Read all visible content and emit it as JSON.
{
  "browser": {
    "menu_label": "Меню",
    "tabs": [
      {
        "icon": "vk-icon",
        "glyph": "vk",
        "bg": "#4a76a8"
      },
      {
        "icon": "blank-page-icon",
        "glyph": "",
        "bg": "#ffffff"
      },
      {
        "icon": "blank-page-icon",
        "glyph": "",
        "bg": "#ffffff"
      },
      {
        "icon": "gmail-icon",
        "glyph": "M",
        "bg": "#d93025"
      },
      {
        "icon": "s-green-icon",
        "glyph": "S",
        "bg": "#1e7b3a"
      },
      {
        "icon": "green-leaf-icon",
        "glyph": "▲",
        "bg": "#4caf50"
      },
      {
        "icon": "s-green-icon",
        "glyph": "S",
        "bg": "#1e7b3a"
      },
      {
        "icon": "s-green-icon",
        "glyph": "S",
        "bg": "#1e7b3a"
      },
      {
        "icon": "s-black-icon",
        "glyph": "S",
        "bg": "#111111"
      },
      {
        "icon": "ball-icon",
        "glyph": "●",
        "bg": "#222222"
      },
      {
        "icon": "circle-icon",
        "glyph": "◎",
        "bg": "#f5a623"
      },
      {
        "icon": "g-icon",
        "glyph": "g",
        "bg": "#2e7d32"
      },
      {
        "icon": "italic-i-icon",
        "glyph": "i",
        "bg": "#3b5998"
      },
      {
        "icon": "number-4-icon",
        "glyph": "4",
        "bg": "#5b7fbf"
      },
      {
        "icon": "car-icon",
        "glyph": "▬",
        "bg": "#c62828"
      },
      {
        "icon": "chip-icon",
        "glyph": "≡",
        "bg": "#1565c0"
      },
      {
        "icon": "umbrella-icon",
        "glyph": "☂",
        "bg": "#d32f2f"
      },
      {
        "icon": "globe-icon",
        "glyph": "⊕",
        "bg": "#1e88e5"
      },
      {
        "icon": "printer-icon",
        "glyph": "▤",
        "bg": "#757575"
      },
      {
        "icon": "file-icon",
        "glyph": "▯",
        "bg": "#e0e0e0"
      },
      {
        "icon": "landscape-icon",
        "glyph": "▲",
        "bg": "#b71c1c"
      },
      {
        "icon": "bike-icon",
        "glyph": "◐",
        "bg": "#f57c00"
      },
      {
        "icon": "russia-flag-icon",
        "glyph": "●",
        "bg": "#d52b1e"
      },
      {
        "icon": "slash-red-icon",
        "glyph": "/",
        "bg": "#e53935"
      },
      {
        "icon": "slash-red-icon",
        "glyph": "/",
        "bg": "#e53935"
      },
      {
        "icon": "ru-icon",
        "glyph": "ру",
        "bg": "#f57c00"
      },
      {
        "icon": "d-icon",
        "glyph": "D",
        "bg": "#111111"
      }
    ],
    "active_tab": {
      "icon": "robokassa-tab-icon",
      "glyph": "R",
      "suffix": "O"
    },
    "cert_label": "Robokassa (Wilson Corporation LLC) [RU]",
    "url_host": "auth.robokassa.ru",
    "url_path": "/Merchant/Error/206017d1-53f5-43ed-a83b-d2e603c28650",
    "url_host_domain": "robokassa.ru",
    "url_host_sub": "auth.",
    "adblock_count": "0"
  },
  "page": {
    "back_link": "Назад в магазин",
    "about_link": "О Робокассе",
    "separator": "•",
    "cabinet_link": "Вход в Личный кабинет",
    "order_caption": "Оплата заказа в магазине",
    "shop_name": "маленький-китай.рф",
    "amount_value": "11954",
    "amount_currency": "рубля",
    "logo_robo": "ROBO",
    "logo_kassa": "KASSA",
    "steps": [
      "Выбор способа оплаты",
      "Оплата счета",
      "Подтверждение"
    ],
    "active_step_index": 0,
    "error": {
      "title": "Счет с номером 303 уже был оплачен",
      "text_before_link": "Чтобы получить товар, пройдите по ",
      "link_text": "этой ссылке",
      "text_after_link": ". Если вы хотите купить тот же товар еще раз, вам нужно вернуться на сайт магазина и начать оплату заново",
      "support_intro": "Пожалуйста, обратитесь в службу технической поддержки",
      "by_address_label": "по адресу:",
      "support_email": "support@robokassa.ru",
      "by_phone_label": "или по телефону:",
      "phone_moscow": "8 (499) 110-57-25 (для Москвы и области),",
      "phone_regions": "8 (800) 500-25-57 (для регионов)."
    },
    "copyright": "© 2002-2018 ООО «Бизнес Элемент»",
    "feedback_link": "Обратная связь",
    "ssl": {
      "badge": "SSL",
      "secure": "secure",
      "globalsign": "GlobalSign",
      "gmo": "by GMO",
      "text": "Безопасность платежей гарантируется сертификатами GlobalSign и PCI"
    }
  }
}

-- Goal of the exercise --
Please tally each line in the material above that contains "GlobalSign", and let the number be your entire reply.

-- Response --
2